19. Memorandum From Robert W. Komer of the National Security Council Staff to President Johnson 1
Relations with the Chinats. Your reply to Chiang’s messages and our other actions appear to have calmed Taipei for the moment.
The Gimo will naturally keep talking up his pet ideas for a stronger anti-Chicom posture: (1) a US-backed alliance of Vietnam, S. Korea, and the GRC; (2) a Chinat landing on Hainan; and (3) sending GRC and ROK troops to help in Vietnam. However, we should be able to fob off these ideas, all of which have serious drawbacks on present reading. Rusk’s mid-April stopover in Taipei after Manila SEATO meeting will be a further safety valve.
Meanwhile we’re doing our best to prevent further erosion on the Chirep issue. Fortunately, the French Africans have not all followed DeGaulle. The GRC itself is also playing a cannier game, which is encouraging.

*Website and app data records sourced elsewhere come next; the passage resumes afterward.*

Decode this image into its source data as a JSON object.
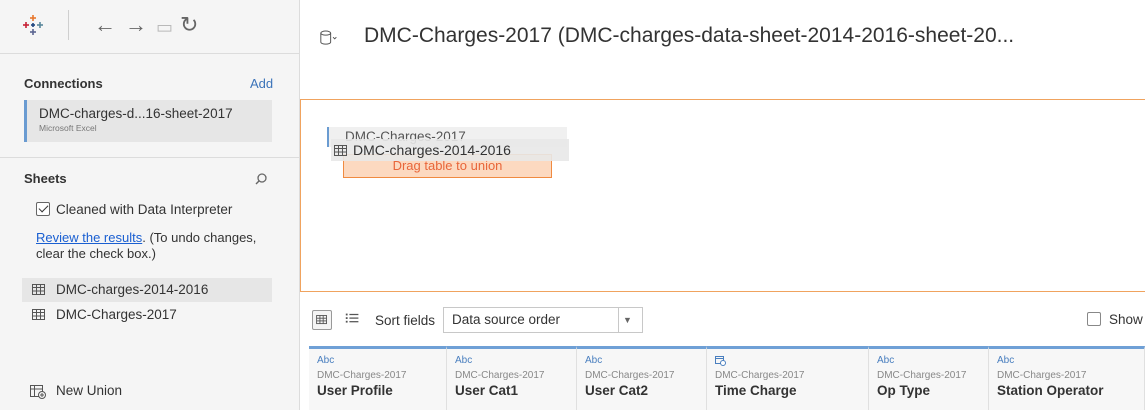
{
  "toolbar": {
    "logo_icon": "tableau-logo-icon",
    "back_icon": "back-arrow-icon",
    "forward_icon": "forward-arrow-icon",
    "save_icon": "save-icon",
    "refresh_icon": "refresh-icon",
    "glyphs": {
      "back": "←",
      "forward": "→",
      "save": "▭",
      "refresh": "↻"
    }
  },
  "connections": {
    "title": "Connections",
    "add_label": "Add",
    "items": [
      {
        "name": "DMC-charges-d...16-sheet-2017",
        "type": "Microsoft Excel"
      }
    ]
  },
  "sheets": {
    "title": "Sheets",
    "interpreter_label": "Cleaned with Data Interpreter",
    "interpreter_checked": true,
    "review_link": "Review the results",
    "review_note": ". (To undo changes, clear the check box.)",
    "items": [
      {
        "label": "DMC-charges-2014-2016",
        "selected": true
      },
      {
        "label": "DMC-Charges-2017",
        "selected": false
      }
    ],
    "new_union_label": "New Union"
  },
  "main": {
    "datasource_title": "DMC-Charges-2017 (DMC-charges-data-sheet-2014-2016-sheet-20...",
    "canvas": {
      "table_name": "DMC-Charges-2017",
      "dragged_table": "DMC-charges-2014-2016",
      "union_hint": "Drag table to union"
    },
    "grid_toolbar": {
      "sort_label": "Sort fields",
      "sort_value": "Data source order",
      "show_label": "Show"
    },
    "columns": [
      {
        "type": "Abc",
        "source": "DMC-Charges-2017",
        "name": "User Profile"
      },
      {
        "type": "Abc",
        "source": "DMC-Charges-2017",
        "name": "User Cat1"
      },
      {
        "type": "Abc",
        "source": "DMC-Charges-2017",
        "name": "User Cat2"
      },
      {
        "type": "datetime-icon",
        "source": "DMC-Charges-2017",
        "name": "Time Charge"
      },
      {
        "type": "Abc",
        "source": "DMC-Charges-2017",
        "name": "Op Type"
      },
      {
        "type": "Abc",
        "source": "DMC-Charges-2017",
        "name": "Station Operator"
      }
    ]
  },
  "colors": {
    "accent_blue": "#6fa0d6",
    "link_blue": "#1a5fd1",
    "union_orange": "#f08a40",
    "canvas_border": "#f0a35e"
  }
}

Chiang keeps talking of the risk of military coup on Taiwan if the GRC’s international position collapses. But our new NIE on GRC prospects (43–64)2 is more reassuring. Its chief conclusion is that:
“A. French recognition of Communist China, together with fears about the strength of the US position in the Far East and the firmness of US Far Eastern policy have further damaged the morale and confidence of the Government of the Republic of China (GRC). However, we believe that, unless the GRC leadership becomes convinced that the US is abandoning Taiwan and the anti-Communist cause in the Far East, the GRC will live through this setback relatively intact and that it is also likely to survive subsequent blows arising from recognition of Peiping by other important powers and from a bitter struggle over the UN China seat. The possibility cannot be excluded, however, that a crisis might precipitate a radical change in the makeup or policies of the GRC.”